The role is incredibly humbling, seeing members proactively turn up and do physical work, interact and build friendships several days a week. I’ve realised how much I love working outdoors too, using my hands to do delicate tasks such as transplanting lettuces or direct sowing kale seeds, or dirtying my jeans while piling wheelbarrows high with worcester-sauce-smelling Council compost (available from many boroughs in London, FYI!).
Seeing the leaves change colour and fall, burying our little emerging seedlings in their raised beds, makes me appreciate the seasons and the uncontrollability of nature. I have to learn patience, the best skill to have in London: If winter winds want to blow and tear down fleecing covering kale, or squirrels want to dig for nuts in onion beds, they bloody well will. We will take time to re-sow seeds, cover and warm kale beds, and be respectful rather than try and control the living environment.
No food waste meals
One of the rewards of volunteering in the garden is being able to take fresh, organic produce home. Hands down, I have cooked some of the best meals of the year using chard, green tomatoes and chillies from the garden.
I do realise that having access to a garden space in London is a luxury, and so I have also been on the look-out for events and organisations that advocate for a no-waste, shared economy. Shared economies focus on less tangible indicators of progress, such as community wellbeing, capacity and effective growth of human resources. They also focus on re-valuing and re-using resources, so that nothing is wasted.
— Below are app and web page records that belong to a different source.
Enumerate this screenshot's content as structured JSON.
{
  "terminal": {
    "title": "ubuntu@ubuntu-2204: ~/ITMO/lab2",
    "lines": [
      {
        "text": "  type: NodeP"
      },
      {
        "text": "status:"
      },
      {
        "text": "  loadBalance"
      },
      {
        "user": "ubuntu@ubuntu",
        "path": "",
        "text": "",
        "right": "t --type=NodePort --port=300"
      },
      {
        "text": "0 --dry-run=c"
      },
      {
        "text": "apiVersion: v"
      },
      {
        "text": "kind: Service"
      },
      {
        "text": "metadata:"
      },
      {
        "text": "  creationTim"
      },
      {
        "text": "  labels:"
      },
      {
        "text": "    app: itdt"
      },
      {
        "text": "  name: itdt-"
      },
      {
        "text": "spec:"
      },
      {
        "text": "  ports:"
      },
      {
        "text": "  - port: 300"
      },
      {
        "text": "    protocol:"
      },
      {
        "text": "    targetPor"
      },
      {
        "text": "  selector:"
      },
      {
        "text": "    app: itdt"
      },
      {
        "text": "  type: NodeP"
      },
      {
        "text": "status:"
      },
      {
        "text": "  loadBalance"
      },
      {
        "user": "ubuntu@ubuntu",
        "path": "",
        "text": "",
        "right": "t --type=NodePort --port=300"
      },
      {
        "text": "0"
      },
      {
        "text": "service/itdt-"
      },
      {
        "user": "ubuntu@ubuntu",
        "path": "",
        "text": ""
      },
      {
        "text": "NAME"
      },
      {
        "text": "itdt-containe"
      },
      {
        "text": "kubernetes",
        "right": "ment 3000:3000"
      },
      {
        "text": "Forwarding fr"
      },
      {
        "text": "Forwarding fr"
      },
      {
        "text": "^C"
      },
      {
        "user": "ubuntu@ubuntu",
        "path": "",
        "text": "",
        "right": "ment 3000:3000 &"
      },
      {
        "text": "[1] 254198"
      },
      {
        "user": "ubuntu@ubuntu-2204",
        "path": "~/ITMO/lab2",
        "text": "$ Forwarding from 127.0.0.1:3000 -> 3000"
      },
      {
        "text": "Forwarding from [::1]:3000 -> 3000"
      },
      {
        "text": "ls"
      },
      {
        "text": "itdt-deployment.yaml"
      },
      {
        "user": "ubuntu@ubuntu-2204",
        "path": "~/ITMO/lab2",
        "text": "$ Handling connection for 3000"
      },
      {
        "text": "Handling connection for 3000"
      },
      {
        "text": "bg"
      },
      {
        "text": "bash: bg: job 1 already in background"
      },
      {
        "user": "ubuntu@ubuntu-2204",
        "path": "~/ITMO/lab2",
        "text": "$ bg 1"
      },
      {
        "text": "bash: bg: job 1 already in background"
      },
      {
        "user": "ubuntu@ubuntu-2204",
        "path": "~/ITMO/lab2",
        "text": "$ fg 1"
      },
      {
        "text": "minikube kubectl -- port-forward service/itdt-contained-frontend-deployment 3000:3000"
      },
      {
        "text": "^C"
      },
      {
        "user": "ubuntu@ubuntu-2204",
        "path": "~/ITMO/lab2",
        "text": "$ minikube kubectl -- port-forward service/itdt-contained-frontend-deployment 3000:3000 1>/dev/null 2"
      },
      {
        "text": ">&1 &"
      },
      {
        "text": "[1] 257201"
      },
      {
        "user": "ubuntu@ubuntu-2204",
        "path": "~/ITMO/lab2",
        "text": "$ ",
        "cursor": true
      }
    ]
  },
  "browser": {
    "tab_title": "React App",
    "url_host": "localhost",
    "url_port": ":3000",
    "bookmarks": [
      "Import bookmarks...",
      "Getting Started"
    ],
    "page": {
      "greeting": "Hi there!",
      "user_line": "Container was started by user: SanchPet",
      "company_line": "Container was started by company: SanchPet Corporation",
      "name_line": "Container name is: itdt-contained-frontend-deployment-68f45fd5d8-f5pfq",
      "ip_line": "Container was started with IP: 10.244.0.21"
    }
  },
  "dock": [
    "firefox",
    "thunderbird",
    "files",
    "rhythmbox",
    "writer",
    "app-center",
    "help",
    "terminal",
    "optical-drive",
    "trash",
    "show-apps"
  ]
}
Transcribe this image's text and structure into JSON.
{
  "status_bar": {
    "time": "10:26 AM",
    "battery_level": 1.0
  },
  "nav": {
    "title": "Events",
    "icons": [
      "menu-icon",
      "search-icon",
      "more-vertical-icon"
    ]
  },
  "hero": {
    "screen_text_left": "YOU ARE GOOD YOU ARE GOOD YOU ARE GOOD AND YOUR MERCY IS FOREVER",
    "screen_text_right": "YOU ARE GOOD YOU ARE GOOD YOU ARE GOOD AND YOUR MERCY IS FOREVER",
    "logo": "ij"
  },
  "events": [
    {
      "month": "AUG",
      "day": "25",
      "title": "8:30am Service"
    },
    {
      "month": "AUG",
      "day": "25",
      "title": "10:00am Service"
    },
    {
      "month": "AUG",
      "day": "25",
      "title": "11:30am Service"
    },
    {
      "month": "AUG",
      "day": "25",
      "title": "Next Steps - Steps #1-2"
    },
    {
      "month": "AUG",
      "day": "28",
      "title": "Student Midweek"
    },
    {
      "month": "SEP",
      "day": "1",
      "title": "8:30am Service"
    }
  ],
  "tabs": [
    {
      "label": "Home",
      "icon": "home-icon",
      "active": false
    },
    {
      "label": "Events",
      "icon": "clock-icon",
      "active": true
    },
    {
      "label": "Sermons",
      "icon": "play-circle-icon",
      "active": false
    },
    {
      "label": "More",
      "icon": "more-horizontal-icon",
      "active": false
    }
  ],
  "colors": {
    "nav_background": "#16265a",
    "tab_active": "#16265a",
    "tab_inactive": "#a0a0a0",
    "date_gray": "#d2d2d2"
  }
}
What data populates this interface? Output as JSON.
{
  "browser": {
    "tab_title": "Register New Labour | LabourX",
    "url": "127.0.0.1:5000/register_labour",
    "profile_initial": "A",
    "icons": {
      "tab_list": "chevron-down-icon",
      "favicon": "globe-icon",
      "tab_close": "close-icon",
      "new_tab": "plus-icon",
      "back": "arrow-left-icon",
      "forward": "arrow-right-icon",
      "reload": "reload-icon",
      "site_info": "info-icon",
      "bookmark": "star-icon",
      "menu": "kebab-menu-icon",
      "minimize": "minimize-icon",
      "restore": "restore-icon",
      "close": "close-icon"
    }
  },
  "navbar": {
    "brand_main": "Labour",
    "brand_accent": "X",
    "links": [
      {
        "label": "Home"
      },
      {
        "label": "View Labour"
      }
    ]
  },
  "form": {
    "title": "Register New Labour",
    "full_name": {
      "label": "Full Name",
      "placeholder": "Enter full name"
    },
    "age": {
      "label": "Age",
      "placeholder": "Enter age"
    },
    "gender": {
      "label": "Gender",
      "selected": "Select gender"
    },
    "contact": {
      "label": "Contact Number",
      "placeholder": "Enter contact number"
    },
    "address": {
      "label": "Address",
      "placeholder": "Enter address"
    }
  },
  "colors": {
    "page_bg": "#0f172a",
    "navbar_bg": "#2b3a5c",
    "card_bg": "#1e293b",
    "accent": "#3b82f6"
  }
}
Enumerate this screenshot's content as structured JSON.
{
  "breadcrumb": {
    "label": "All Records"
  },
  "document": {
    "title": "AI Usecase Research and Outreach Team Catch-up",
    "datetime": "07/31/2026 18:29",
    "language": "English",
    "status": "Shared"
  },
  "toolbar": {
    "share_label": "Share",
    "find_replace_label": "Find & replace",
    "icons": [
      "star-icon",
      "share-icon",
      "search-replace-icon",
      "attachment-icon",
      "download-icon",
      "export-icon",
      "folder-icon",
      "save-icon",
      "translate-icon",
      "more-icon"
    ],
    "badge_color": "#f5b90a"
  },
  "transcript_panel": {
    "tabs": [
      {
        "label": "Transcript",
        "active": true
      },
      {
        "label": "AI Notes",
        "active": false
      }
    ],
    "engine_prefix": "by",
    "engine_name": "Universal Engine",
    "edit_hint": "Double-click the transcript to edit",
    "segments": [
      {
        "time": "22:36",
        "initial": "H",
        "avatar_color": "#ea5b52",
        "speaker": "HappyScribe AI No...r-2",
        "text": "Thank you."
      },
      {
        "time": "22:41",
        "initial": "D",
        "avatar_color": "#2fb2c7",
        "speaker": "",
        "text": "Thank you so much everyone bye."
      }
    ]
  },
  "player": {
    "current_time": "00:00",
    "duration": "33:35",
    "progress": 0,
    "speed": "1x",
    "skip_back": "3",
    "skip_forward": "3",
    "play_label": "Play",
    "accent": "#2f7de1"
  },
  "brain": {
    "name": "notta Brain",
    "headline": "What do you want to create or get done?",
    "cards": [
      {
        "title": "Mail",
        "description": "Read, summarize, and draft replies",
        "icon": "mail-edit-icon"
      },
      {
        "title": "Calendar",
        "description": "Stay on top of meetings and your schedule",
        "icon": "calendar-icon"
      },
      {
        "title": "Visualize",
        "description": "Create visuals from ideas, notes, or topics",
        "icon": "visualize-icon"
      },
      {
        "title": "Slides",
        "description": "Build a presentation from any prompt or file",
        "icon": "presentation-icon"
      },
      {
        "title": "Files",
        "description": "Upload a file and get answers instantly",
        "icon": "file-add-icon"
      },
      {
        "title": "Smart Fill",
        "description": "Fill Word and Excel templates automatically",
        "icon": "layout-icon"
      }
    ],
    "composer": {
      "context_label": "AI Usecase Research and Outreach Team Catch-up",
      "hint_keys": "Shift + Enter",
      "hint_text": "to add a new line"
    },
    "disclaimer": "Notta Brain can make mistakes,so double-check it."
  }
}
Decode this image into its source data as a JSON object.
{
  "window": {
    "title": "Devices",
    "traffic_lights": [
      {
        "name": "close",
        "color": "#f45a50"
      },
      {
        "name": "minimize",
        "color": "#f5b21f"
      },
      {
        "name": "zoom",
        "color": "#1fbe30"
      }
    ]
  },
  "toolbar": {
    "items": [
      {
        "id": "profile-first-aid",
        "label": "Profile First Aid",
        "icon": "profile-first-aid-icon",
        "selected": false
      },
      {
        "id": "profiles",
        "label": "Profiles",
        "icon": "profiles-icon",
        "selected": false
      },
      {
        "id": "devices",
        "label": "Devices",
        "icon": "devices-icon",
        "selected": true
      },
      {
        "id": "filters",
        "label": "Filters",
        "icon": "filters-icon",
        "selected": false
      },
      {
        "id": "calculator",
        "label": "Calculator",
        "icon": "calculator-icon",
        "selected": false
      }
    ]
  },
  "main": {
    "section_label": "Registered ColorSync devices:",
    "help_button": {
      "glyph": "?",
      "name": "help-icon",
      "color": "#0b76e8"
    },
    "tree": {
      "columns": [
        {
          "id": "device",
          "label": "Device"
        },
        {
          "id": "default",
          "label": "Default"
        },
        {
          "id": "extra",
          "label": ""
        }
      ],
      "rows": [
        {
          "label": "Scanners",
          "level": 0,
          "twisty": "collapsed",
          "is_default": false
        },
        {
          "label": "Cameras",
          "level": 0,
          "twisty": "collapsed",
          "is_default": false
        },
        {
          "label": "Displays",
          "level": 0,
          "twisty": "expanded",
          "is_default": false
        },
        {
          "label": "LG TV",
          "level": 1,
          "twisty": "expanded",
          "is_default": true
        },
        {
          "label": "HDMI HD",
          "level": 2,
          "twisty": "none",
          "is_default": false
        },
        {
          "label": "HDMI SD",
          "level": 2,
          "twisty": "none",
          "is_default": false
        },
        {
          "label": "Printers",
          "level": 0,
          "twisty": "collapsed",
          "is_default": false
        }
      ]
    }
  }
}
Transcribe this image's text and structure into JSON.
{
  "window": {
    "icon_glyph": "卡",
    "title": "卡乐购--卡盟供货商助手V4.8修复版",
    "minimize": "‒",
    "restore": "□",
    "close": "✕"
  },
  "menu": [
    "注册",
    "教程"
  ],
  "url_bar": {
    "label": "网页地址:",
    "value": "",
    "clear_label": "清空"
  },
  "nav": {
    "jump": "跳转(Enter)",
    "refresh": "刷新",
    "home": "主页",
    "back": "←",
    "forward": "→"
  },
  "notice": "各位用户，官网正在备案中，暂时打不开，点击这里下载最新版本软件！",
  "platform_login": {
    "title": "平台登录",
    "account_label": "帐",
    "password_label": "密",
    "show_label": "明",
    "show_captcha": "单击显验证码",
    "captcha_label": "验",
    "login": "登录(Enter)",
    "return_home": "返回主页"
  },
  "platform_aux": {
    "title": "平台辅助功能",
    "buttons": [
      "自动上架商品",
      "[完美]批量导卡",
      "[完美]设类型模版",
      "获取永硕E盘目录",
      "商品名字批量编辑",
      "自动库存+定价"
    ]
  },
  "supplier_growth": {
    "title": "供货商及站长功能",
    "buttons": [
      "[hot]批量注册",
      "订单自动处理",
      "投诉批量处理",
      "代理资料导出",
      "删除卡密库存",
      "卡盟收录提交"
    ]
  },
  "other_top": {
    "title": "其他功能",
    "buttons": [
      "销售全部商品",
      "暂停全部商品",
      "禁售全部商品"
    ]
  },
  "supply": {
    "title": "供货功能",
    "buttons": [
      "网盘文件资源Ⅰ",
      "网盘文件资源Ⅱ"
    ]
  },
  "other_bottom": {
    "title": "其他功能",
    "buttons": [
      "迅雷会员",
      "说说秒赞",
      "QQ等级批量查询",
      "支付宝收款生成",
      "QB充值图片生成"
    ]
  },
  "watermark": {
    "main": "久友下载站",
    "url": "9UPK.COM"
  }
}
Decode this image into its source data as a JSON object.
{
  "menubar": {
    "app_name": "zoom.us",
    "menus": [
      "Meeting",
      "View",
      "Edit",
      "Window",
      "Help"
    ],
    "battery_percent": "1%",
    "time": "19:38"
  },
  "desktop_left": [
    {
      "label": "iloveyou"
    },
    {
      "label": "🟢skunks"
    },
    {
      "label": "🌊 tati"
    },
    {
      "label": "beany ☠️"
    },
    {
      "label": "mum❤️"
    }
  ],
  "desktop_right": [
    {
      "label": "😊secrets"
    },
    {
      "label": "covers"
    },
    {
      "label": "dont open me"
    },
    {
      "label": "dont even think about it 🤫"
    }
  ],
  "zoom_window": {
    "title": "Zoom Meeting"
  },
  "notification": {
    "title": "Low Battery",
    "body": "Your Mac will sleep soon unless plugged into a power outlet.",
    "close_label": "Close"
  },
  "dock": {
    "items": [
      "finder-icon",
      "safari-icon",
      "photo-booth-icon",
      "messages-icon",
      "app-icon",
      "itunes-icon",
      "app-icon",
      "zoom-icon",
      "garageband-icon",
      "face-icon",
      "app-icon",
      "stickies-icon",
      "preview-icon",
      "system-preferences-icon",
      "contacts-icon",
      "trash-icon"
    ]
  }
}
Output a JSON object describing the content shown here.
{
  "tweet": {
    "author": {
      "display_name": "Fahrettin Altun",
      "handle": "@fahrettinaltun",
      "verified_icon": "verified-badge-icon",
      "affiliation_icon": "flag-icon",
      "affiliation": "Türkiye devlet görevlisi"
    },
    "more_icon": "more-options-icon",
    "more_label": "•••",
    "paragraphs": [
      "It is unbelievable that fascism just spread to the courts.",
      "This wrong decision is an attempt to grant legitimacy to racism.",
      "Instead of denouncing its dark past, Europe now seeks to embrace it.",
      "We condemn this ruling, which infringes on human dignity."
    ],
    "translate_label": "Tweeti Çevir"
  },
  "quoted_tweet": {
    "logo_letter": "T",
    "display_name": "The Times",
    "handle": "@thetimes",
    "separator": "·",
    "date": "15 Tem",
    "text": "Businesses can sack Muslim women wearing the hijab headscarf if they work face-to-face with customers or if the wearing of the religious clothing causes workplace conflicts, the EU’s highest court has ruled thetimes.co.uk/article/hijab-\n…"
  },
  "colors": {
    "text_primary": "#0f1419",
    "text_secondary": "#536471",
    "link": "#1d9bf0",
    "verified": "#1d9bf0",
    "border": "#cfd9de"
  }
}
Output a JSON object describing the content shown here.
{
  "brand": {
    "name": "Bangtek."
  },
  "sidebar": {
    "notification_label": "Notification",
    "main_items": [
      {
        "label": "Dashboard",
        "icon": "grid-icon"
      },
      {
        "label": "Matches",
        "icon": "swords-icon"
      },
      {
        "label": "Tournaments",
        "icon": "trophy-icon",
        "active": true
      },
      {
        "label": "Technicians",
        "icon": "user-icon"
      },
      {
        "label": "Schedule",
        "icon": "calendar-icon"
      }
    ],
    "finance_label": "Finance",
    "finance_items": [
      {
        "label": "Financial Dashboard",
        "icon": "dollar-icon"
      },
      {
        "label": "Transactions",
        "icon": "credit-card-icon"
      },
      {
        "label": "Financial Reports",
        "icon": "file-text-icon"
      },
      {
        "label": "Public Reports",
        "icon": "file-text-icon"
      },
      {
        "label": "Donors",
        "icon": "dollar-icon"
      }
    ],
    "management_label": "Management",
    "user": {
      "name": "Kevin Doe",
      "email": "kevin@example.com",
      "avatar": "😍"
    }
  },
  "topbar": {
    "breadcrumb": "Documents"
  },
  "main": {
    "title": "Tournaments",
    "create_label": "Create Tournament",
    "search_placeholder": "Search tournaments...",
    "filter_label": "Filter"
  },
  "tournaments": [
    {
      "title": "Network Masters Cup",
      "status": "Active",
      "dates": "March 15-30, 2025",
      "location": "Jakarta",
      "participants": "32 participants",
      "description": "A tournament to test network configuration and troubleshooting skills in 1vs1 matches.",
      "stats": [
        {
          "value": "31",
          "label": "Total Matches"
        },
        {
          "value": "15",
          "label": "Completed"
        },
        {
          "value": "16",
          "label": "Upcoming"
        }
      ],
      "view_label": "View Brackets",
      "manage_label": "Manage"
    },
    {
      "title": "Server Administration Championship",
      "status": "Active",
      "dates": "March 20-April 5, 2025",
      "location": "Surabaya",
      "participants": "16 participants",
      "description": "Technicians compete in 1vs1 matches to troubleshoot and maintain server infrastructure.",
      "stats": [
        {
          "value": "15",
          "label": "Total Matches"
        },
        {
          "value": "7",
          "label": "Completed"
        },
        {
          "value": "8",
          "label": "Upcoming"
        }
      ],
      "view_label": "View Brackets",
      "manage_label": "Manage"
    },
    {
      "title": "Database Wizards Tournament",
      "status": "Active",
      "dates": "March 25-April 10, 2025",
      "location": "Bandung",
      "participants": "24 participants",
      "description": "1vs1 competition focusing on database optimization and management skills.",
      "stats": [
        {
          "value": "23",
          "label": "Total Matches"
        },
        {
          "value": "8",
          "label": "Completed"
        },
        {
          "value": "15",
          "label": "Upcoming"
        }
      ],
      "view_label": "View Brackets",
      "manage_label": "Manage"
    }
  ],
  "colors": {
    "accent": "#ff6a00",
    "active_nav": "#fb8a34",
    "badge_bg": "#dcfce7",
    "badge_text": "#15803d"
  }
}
If you want to treat yourself, I would recommend visiting Tom Hunt’s restaurant Poco, which uses minimal waste and seasonal ingredients. We went there for a seven-course meal which utilised ingredients from chicken skin to barley hops, and cuisines from pan-Asian to reinvigorating savoury porridge with truffle oil. At £32, it was well worth it, but I am eternally grateful for having the ability to dine there and am fully aware it is not for everyone.
If you are strapped for cash, check out Disco Soups around London. We visited one in Pinner, hosted by various charities such as FareShare and the West London Waste Authority.
Charismatic staff dressed in carrot and farmer outfits jumped around, telling us all about what we can do in our households and how to know more about supermarket waste. It was not just talk: we all got involved in cutting up vegetables for a waste-free, vegetarian feast, and there was a chance to get sweaty on the dance floor or on a bike-powered smoothie machine. I felt a bit guilty seeing a small child frantically peddling away to produce a blackberry and banana drink, but the results were far too good to care for long…
Drawing as mindfulness
Finally, I have got really into doodling and illustration.
Elkhart Tolle, author of Power of Now, said that even if you are just relaxing, relax fully. Be completely present and surrender to the relax, don’t question what you ‘should’ be doing, and it will make that (probably small amount of) time feel so much more valuable.
Doodling is my idea of true relaxation.
I haven’t splashed out in order to quench my artistic thirst: I bought some really cheap pens (Crayola, as a true Geographer would), some biros and sketch pad, and just get them out whenever the mood strikes me.
For example, when I was anxious, I doodled a ‘Breathe’ illustration, with the upwards curves of the squiggles signifying my ‘breath in’ and the downwards ones my ‘breath out’. Every time I feel a pang, I now return to that drawing and trace the lines with my fingers.
I also love creating visual education tools, such as doodling the key messages in book chapters. If you have the artistic talent, or simply courage to draw and not care how it turns out, I recommend learning through doodling, particularly for facts. Even a few months on, I can visualise what goes into an organic compost thanks to my doodle…
Maybe they should change the quote: Give a man a fish, he will eat for a day. Teach a man how to doodle interpretations of fishing guidelines, and he will fish for a lifetime.
Over and out for now, and stay happy and relaxed until next time. x